* **What you are asked to do**:
Below are some entries. Copy each line that holds the string "name".

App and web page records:
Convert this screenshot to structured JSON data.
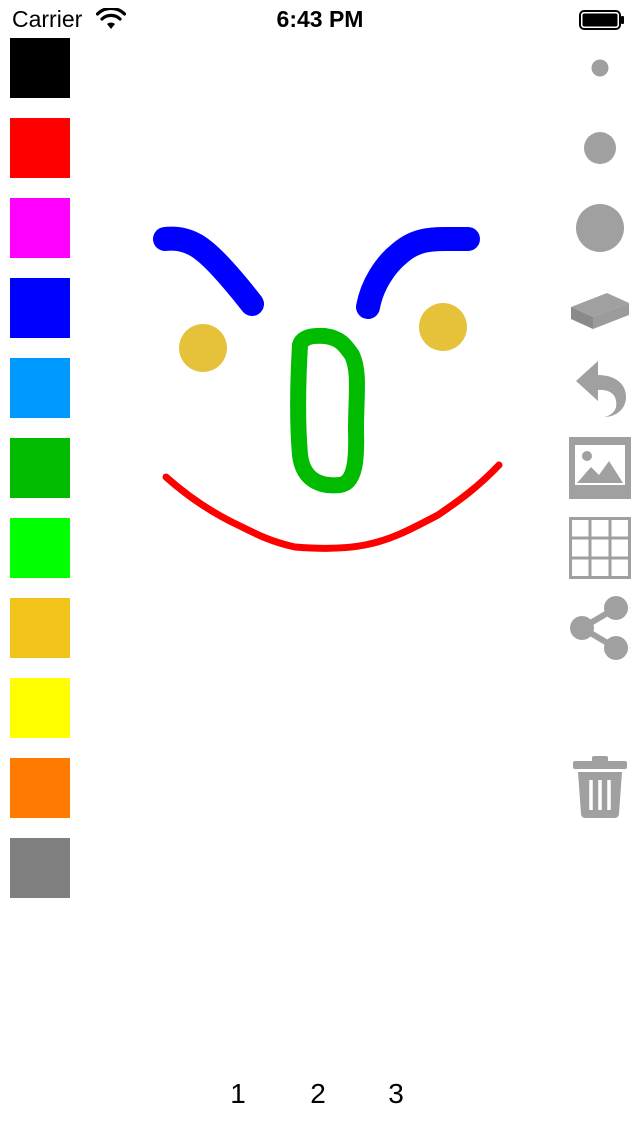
{
  "status_bar": {
    "carrier": "Carrier",
    "time": "6:43 PM"
  },
  "palette": {
    "colors": [
      {
        "name": "black",
        "hex": "#000000"
      },
      {
        "name": "red",
        "hex": "#ff0000"
      },
      {
        "name": "magenta",
        "hex": "#ff00ff"
      },
      {
        "name": "blue",
        "hex": "#0000ff"
      },
      {
        "name": "sky-blue",
        "hex": "#0099ff"
      },
      {
        "name": "green",
        "hex": "#00bb00"
      },
      {
        "name": "lime",
        "hex": "#00ff00"
      },
      {
        "name": "gold",
        "hex": "#f2c31b"
      },
      {
        "name": "yellow",
        "hex": "#ffff00"
      },
      {
        "name": "orange",
        "hex": "#ff7a00"
      },
      {
        "name": "gray",
        "hex": "#808080"
      }
    ]
  },
  "toolbar": {
    "icon_color": "#a0a0a0",
    "tools": [
      "brush-small-icon",
      "brush-medium-icon",
      "brush-large-icon",
      "eraser-icon",
      "undo-icon",
      "image-icon",
      "grid-icon",
      "share-icon",
      "trash-icon"
    ]
  },
  "drawing": {
    "stroke_colors": {
      "eyebrows": "#0000ff",
      "cheeks": "#e6c23a",
      "nose": "#00bb00",
      "mouth": "#ff0000"
    }
  },
  "pages": [
    "1",
    "2",
    "3"
  ]
}
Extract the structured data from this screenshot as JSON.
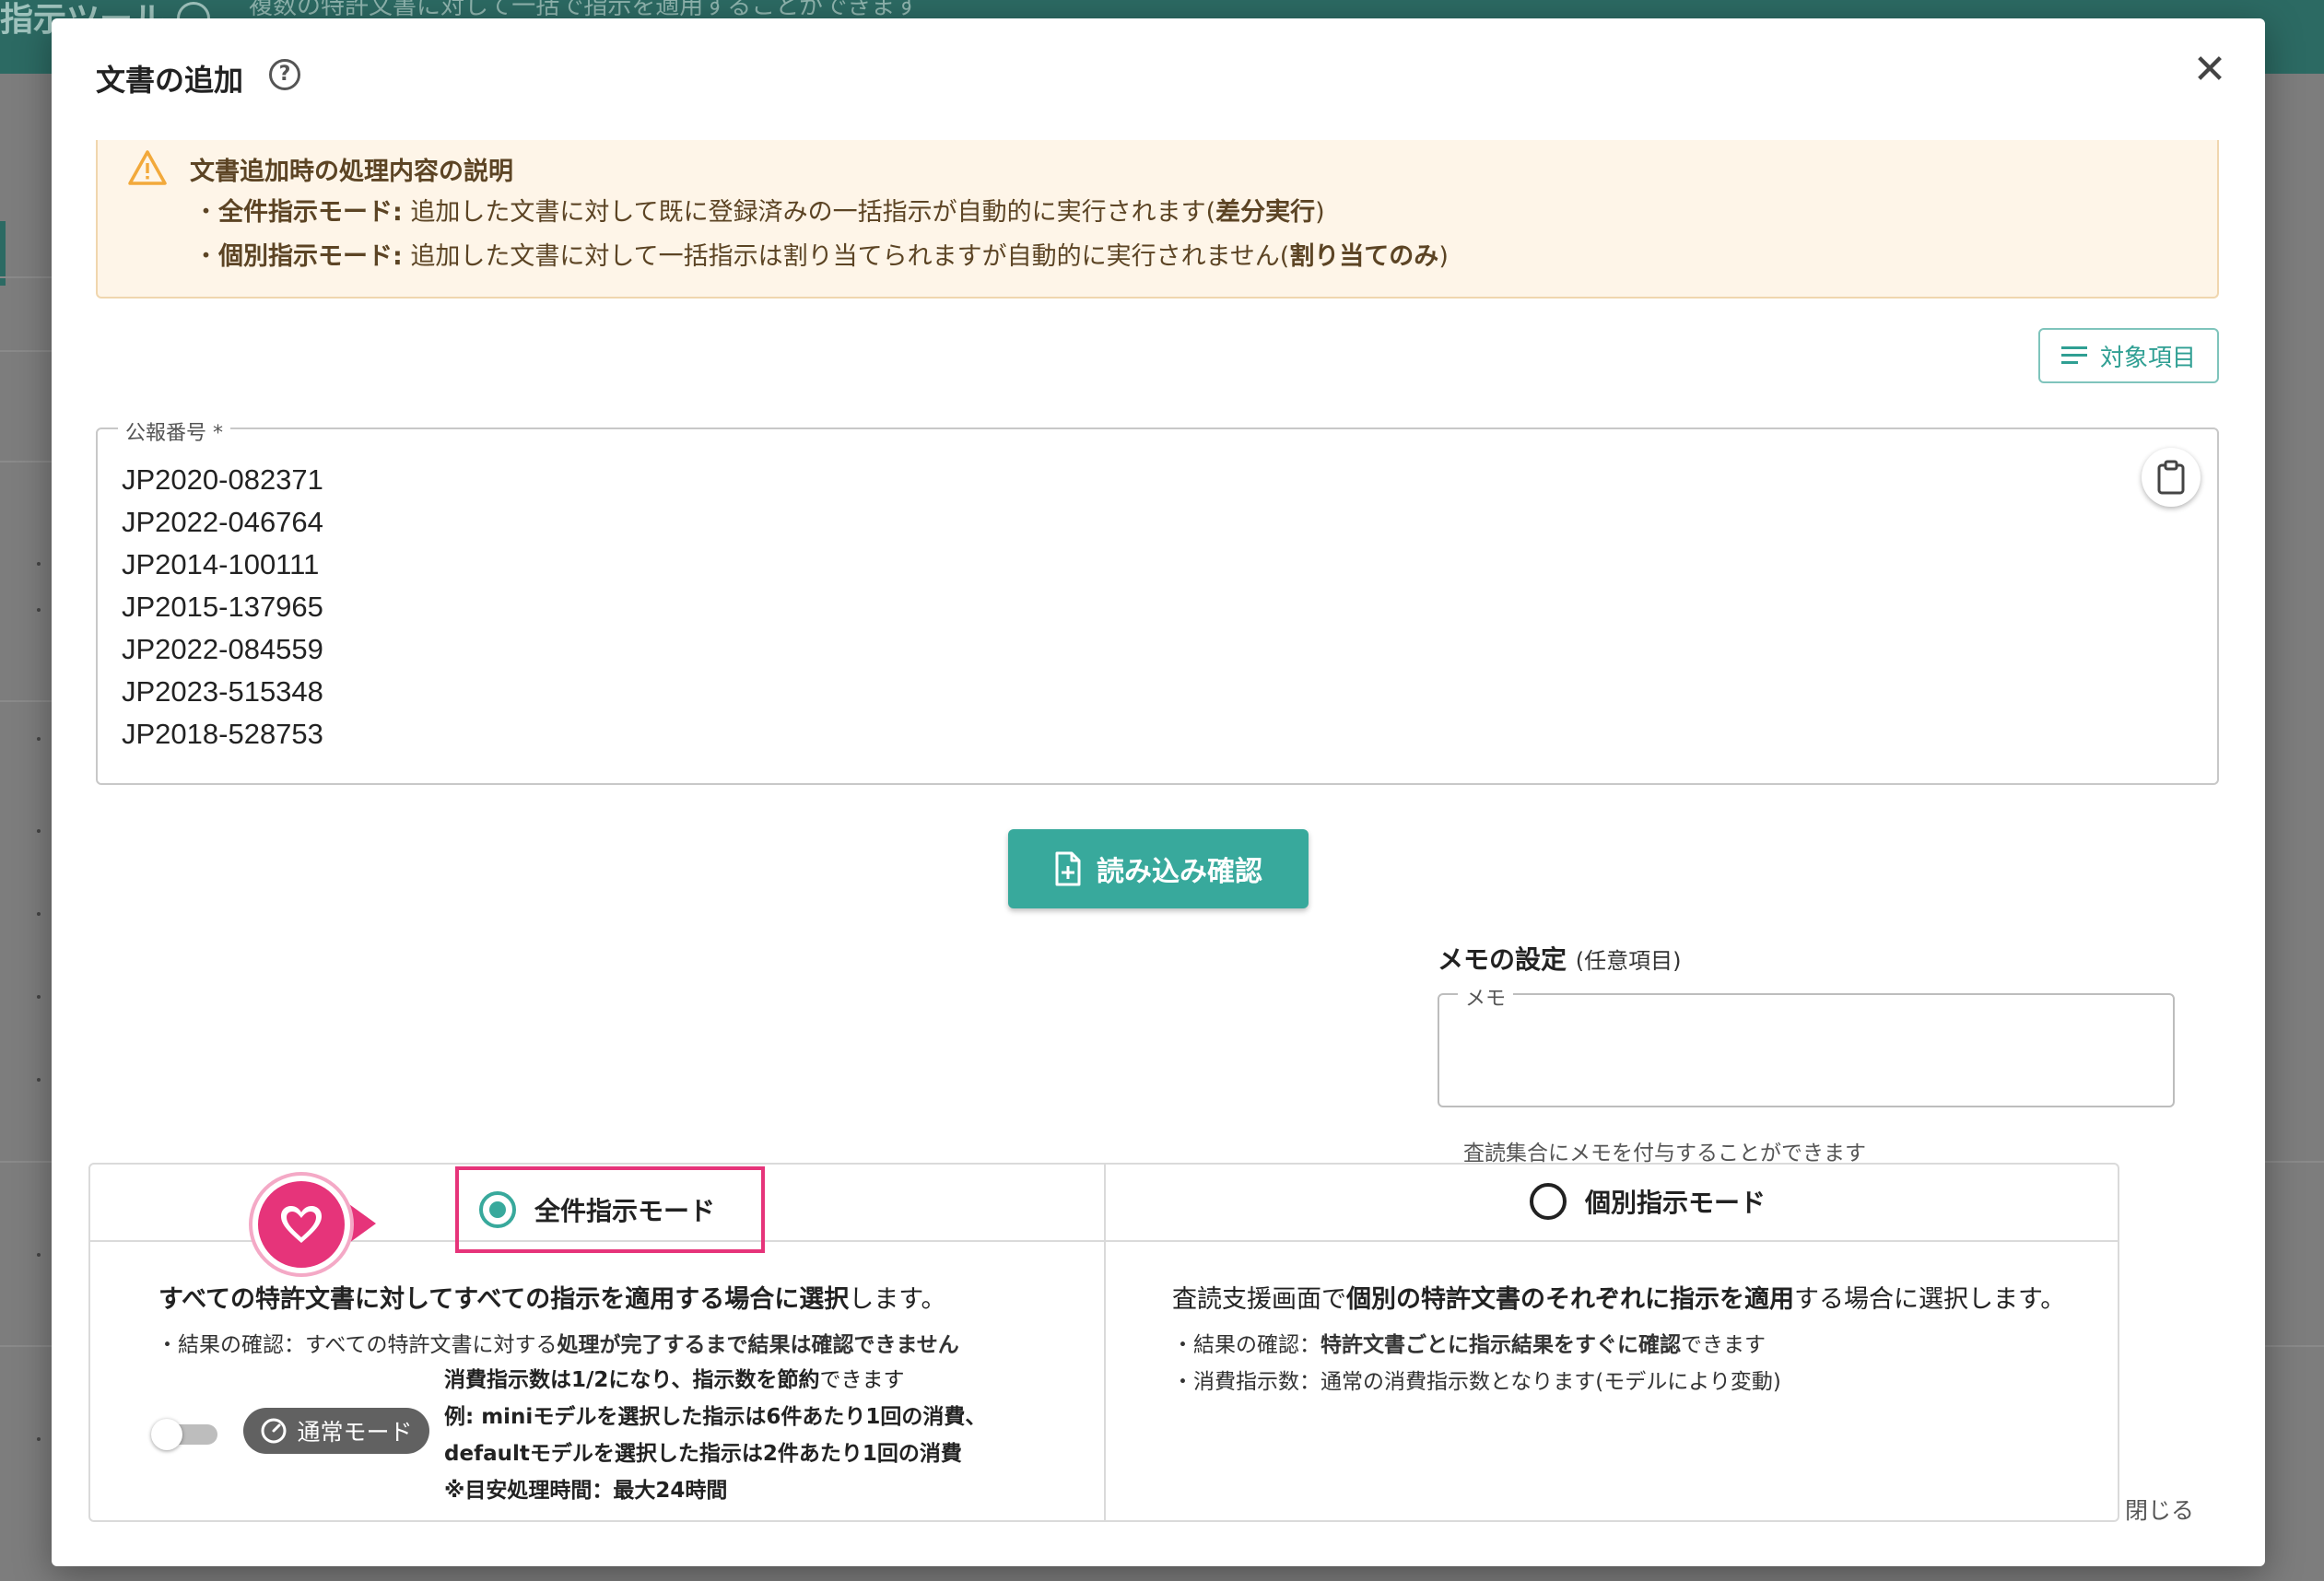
{
  "background": {
    "app_title": "指示ツール",
    "app_subtitle": "複数の特許文書に対して一括で指示を適用することができます"
  },
  "modal": {
    "title": "文書の追加",
    "notice": {
      "title": "文書追加時の処理内容の説明",
      "line1_prefix": "・",
      "line1_mode": "全件指示モード:",
      "line1_text": " 追加した文書に対して既に登録済みの一括指示が自動的に実行されます(",
      "line1_bold": "差分実行",
      "line1_suffix": ")",
      "line2_prefix": "・",
      "line2_mode": "個別指示モード:",
      "line2_text": " 追加した文書に対して一括指示は割り当てられますが自動的に実行されません(",
      "line2_bold": "割り当てのみ",
      "line2_suffix": ")"
    },
    "target_button_label": "対象項目",
    "publication_field": {
      "label": "公報番号 *",
      "values": [
        "JP2020-082371",
        "JP2022-046764",
        "JP2014-100111",
        "JP2015-137965",
        "JP2022-084559",
        "JP2023-515348",
        "JP2018-528753"
      ]
    },
    "load_button_label": "読み込み確認",
    "memo": {
      "title": "メモの設定",
      "title_note": "(任意項目)",
      "field_label": "メモ",
      "value": "",
      "helper": "査読集合にメモを付与することができます"
    },
    "modes": {
      "all": {
        "label": "全件指示モード",
        "selected": true,
        "desc_a": "すべての特許文書に対してすべての指示を適用する場合に選択",
        "desc_b": "します。",
        "sub1_a": "・結果の確認：すべての特許文書に対する",
        "sub1_b": "処理が完了するまで結果は確認できません",
        "toggle_on": false,
        "chip_label": "通常モード",
        "info1_a": "消費指示数は1/2になり、指示数を節約",
        "info1_b": "できます",
        "info2": "例: miniモデルを選択した指示は6件あたり1回の消費、",
        "info3": "defaultモデルを選択した指示は2件あたり1回の消費",
        "info4": "※目安処理時間：最大24時間"
      },
      "individual": {
        "label": "個別指示モード",
        "selected": false,
        "desc_a": "査読支援画面で",
        "desc_b": "個別の特許文書のそれぞれに指示を適用",
        "desc_c": "する場合に選択します。",
        "sub1_a": "・結果の確認：",
        "sub1_b": "特許文書ごとに指示結果をすぐに確認",
        "sub1_c": "できます",
        "sub2": "・消費指示数：通常の消費指示数となります(モデルにより変動)"
      }
    },
    "close_label": "閉じる"
  },
  "colors": {
    "accent": "#38a99c",
    "highlight": "#e6347a",
    "notice_bg": "#fef5e8",
    "header_bg": "#2c6a63"
  }
}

* **Problem solution**:
        "name": "black",
        "name": "red",
        "name": "magenta",
        "name": "blue",
        "name": "sky-blue",
        "name": "green",
        "name": "lime",
        "name": "gold",
        "name": "yellow",
        "name": "orange",
        "name": "gray",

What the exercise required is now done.